Change is something bound to happen one way or another, no matter how long it takes. Even though most of the older generation tends to resist and push against it, change will come. Instead of resisting it, embrace it, because this kind of change is one that will bring in a brighter and more accepting future. Language is always evolving, making words that were once okay unacceptable. In a society where we are so diverse and open, slurs should never be said. The evolution of words into slurs is a change everyone needs to accept, especially the older generation.
Throughout the years, there has been and always will be a generational gap. This is where one generation will not fully understand the other because of how things changed from when they grew up. The new generation is often burdened with the mistakes from the previous one, from changes in the economy to how accepting society will be of everyone no matter who they are.

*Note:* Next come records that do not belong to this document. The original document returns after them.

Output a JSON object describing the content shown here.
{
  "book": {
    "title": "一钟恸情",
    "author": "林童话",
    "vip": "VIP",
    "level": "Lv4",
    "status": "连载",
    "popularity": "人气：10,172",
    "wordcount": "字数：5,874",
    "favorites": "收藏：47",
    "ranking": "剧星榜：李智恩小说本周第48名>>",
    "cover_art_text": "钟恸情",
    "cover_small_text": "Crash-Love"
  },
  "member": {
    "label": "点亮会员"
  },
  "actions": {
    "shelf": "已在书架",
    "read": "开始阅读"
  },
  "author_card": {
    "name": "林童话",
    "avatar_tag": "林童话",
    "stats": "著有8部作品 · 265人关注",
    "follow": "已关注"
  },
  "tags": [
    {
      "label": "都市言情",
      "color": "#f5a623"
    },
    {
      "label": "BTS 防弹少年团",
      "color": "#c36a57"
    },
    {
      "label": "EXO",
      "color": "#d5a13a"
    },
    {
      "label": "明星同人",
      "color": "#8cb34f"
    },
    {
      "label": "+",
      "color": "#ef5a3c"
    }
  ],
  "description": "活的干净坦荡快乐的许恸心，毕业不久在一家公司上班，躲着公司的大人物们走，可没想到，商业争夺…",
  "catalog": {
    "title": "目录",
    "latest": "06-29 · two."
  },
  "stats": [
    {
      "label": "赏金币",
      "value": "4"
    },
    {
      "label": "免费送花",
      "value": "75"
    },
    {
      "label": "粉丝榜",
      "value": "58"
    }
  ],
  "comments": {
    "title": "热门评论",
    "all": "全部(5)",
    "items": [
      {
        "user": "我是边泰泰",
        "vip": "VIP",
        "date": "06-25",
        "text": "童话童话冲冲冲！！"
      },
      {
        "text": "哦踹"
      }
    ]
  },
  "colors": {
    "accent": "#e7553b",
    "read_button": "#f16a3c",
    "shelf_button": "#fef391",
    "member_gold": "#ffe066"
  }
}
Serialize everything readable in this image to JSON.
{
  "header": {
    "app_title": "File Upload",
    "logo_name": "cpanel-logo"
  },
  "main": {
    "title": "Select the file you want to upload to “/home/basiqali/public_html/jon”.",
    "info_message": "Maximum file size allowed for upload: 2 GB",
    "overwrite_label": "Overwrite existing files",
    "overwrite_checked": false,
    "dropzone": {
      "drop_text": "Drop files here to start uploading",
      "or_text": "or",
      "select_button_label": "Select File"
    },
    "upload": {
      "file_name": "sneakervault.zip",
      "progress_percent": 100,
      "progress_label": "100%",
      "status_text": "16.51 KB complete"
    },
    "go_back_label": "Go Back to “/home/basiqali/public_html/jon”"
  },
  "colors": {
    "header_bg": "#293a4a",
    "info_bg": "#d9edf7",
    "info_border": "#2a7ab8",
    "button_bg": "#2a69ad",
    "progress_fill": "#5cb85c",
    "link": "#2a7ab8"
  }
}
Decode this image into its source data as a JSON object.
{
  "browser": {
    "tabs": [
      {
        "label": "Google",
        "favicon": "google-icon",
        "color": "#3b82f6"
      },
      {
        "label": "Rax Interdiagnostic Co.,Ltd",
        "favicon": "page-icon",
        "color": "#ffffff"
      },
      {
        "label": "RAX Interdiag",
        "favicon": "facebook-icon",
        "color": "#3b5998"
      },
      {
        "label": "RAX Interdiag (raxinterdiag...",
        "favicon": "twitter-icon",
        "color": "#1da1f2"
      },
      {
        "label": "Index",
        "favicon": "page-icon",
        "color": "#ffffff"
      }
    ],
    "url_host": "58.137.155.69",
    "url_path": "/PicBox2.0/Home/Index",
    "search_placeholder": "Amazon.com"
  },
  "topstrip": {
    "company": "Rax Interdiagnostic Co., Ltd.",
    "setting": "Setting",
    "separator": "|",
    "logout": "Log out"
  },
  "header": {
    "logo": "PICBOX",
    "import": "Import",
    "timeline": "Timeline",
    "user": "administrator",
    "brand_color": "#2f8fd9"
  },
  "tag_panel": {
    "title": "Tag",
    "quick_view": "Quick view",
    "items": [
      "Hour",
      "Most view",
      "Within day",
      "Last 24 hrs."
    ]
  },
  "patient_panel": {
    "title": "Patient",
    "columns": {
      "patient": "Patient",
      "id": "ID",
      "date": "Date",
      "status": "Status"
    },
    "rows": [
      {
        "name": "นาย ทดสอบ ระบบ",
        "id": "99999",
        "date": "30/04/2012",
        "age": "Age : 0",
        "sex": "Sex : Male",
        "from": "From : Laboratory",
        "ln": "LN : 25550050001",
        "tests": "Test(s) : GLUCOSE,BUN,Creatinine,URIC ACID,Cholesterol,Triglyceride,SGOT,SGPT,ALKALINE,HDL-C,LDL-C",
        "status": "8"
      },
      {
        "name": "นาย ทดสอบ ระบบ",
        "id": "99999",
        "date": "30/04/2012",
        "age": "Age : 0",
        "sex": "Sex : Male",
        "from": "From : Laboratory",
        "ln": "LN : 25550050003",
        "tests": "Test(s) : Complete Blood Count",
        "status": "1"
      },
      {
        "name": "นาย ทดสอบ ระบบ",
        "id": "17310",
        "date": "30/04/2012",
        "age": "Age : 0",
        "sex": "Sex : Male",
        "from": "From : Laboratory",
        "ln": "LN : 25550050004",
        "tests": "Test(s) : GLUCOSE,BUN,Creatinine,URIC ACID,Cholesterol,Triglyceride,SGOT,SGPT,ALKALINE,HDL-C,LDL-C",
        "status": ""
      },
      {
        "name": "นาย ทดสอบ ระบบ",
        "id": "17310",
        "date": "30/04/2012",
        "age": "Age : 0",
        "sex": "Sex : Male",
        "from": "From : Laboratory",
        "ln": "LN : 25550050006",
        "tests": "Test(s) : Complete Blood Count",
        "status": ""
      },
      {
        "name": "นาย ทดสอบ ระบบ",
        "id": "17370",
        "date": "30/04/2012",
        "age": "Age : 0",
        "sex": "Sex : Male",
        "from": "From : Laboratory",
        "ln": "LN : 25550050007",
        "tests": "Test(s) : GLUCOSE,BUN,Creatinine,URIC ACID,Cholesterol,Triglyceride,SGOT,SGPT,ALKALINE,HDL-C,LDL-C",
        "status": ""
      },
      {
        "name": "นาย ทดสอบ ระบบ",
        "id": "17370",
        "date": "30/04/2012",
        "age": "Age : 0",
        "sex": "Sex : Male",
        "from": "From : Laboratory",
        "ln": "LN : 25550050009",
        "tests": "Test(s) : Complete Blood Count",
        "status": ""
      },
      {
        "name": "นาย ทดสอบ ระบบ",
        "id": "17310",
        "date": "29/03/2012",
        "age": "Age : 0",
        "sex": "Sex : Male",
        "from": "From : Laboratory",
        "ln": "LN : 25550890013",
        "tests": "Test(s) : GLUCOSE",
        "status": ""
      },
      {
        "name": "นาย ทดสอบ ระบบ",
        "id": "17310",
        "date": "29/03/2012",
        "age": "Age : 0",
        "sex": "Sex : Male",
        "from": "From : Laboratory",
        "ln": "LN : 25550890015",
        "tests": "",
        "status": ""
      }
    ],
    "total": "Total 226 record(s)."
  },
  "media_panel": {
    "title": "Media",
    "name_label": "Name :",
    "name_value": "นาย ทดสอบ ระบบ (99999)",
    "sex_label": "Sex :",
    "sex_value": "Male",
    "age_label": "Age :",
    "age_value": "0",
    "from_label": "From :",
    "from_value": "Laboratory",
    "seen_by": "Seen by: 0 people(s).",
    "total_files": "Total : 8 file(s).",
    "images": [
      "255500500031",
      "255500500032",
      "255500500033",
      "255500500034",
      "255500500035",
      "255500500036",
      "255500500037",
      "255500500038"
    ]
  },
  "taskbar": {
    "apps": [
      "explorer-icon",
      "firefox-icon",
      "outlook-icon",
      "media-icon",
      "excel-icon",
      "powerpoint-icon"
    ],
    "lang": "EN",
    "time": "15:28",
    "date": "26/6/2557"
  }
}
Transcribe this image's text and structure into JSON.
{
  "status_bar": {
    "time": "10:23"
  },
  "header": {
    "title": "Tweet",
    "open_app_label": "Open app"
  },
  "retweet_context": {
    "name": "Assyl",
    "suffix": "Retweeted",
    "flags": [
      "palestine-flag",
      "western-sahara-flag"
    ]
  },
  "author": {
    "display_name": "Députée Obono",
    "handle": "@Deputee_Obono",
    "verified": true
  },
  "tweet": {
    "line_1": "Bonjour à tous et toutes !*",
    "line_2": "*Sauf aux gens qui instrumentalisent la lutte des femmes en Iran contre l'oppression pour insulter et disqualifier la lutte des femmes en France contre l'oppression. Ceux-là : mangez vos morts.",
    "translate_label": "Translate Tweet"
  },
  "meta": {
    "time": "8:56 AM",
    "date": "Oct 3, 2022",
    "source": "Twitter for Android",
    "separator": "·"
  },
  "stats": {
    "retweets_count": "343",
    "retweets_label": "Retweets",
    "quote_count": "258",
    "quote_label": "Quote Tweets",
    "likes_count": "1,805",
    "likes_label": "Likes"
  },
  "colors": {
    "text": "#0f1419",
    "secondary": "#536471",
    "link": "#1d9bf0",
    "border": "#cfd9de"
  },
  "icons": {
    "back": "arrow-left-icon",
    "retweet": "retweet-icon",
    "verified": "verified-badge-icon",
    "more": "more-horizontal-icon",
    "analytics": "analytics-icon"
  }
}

In our present society, the newer generation (Generation Z) is breaking down barriers of demeaning derogatory terms, like slur words the older generation deemed were okay in their time, but refuse to accept or even respect what is not okay in this time. The older generation loves to say things like, “back in my day saying (so and so word) was accepted.” Well, skipper, we are not in your day anymore. The r-slur, the f-slur, or the derogative use of the term “gay” are simply not okay, no matter how you try to justify it.
The r-slur, or mental “retardation,” was a medical term that used to be widely used and accepted to describe individuals with intellectual and mental disabilities, especially among children. Slowly, the term was used to describe someone as stupid, whether that individual did or did not have intellectual disabilities. Turning this word into a negative and offensive term marginalized a community of people that have different intellectual abilities. Former President Barack Obama made sure to change this by signing Rosa’s Law into effect, which replaced the term “mental retardation” with “intellectual disability” in health and educational settings. Obama was emphasizing that words can contribute to harmful stereotypes put on a certain community. Labels affect how we treat people, so using words with positive connotations can be beneficial.
The f-slur is used to describe the LGTBQIA2+ community negatively. It is typically used to describe men who do not fit the masculine stereotype deemed as the “norm,” but what is considered the “norm” is just toxic masculinity. Simply being who they are because they choose to paint their nails or even have more of a “feminine” walk, their masculinity is called into question. This term has been historically used to demoralize a human being simply for being who they are, but this term has recently been reclaimed by many in the LGTBQIA2+ community to try and destigmatize it. Using the term “gay” to negatively describe someone, an object, or even a situation can be harmful to those exploring their sexuality. The term “gay,” in accordance with its dictionary definition, describes “one being happy or having a lively mood,” but using it in such a derogatory manner can have horrific repercussions. According to Newport Academy, “LGBTQ teenagers overall are three times as likely to attempt suicide as their heterosexual peers,” in part due to the derogatory use of the term. If they constantly hear and feel that they are not accepted for who they are, will they ever feel like they have a place in our society?
It has been told time and time again that those words are unacceptable for anyone to use because they have been proven to negatively target a marginalized group, but the older generation never seems to truly grasp that concept. The older generations just need to get with the times; it is no one’s responsibility to educate them. Take the initiative to educate yourself about the times you are now living in. These are times when every human being should be treated as such, a human being. In an open-minded and accepting society we don’t use degrading and stigmatizing slurs against already targeted groups because they may look, act, or choose to love someone different from you. To be frank, how is it any of our business to judge anyone based on any of those things, when they are just living their own lives as best as they can, just like you?
The icon that is Harry Styles got it right with his hit song, “Sign of the Times,” especially with the first verse: “Just stop your crying. It's a sign of the times. Welcome to the final show. Hope you’re wearing your best clothes. You can't bribe the door on your way to the sky. You look pretty good down here. But you ain’t really good.” The older generations should truly focus on this strong message. Whether they like it or not, our society is changing. It is changing slowly, but surely, into a more open-minded community where people know that respect is deserved by the simple fact that we are all humans trying to coexist peacefully on the same planet. We see this mostly from the older generation, and we also see this from younger ones. For change to fully happen, in order for these negative beliefs to stop cycling over, older generations need to accept that these derogatory terms are what they are: derogatory. No matter which generation you come from, young or old, is that too much to ask for? Is it too much to get with the times?
Najla Alexander is the features editor, staff writer, and crime beat reporter for Marymount’s student run newspaper, The Monitor. Her passion is putting the truth out there for people who have been wronged by the justice system. She hopes one day to be a criminal justice reporter. If you can't tell, she’s a True Crime junkie!